AbstractOptical wireless communication, taking advantage of the unlicensed ultraviolet-to visible wavelength region of the electromagnetic spectrum, had been coined as the next-generation wireless communication technology and holds promises to deliver a high-speed, reliable, and secured broadband experience. The push towards the optical-based medium is manifested by the demand for additional channel bandwidth to accommodate the rapid growth of the Internet-of-Things (IoT) and Internet-of-Underwater-Things (IoUT). Therefore, high-bitrate optoelectronics devices and components forming the transceiver units used in an optical wireless communication system require substantial progression to accelerate the development of this paradigm-shifting technology. In this dissertation, we demonstrated a plethora of optical detection platforms to circumvent the existing long-standing issues related to modulation bandwidth, wavelength-selectiveness, and solar-blind ultraviolet-C detection found in conventional planar silicon-based optical detectors. Herein, we presented the semipolar group-III-nitride-based micro-photodiodes for enabling up to Gbit/s optical detection in the ultraviolet-to-violet domain. The wavelength-selectiveness nature of the micro-photodiodes enabled a bitrate of up to 1.5 Gbit/s based on a power-saving on-off-keying modulation scheme. While it offers a high bitrate for the optical communication link, it restricts its detection size and angle-of-view due to the conventional resistance-capacitance and étendue limits. Therefore, we also explored using polymer-based scintillating fibers as a high-speed and near-omnidirectional optical detection platform to cater to various dynamic scenarios in optical wireless communication. The detection platform formed by the scintillating fibers enabled near-omnidirectional and large-area optical detection without sacrificing the modulation bandwidth. These investigations paved the way towards relieving the resistance-capacitance limit while addressing the pointing, acquisition, and tracking issue in underwater wireless optical communication. Subsequently, we also presented a novel wavelength-converting mechanism based on halide-perovskite nanocrystals and a conventional silicon-based platform. This demonstration addressed the lack of ultraviolet-C optical detectors in the existing market and enabled future solar-blind optical communication links. Finally, we also presented on halide-perovskite polymer-based scintillating fibers as the high-bitrate and near-omnidirectional optical detection platform. Our studies successfully addressed the existing inadequacy for high-bitrate photodetection. These works could play a significant role in progressing the technology forward, based on bottom-up material and devices innovation, to offer a reliable internet connection to the future highly interconnected society.

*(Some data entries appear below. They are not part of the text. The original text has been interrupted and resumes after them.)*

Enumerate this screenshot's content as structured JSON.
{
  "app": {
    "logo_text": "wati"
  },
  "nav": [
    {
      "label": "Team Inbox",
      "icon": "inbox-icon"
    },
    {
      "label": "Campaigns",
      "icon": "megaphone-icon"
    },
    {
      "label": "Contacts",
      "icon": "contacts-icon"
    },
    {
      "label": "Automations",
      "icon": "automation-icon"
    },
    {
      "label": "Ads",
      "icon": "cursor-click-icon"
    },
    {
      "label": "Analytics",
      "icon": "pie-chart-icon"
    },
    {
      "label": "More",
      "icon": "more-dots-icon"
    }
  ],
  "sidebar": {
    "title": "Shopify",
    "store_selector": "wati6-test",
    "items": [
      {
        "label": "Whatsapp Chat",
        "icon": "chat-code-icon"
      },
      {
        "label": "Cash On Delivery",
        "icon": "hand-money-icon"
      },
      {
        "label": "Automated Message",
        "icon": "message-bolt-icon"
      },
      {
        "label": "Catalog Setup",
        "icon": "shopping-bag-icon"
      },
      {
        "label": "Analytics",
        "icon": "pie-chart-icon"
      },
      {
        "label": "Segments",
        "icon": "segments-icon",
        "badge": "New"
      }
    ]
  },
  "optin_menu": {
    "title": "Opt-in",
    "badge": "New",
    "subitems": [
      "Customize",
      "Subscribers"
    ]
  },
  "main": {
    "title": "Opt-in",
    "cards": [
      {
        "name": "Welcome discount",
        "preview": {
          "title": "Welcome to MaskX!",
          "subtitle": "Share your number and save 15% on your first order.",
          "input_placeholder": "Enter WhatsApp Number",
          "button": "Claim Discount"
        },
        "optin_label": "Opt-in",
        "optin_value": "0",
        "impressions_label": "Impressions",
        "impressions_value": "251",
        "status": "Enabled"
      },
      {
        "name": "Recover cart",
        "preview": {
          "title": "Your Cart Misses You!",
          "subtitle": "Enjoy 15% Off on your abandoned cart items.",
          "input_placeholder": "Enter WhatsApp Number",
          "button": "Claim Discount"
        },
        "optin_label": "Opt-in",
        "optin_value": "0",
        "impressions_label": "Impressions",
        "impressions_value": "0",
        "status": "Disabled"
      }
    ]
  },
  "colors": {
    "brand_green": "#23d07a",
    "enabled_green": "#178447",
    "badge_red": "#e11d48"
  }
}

CitationKang, C. H. (2021). High-Bitrate Photodetection in Ultraviolet-to-Visible for Optical Wireless Communication. KAUST Research Repository. https://doi.org/10.25781/KAUST-3O4W9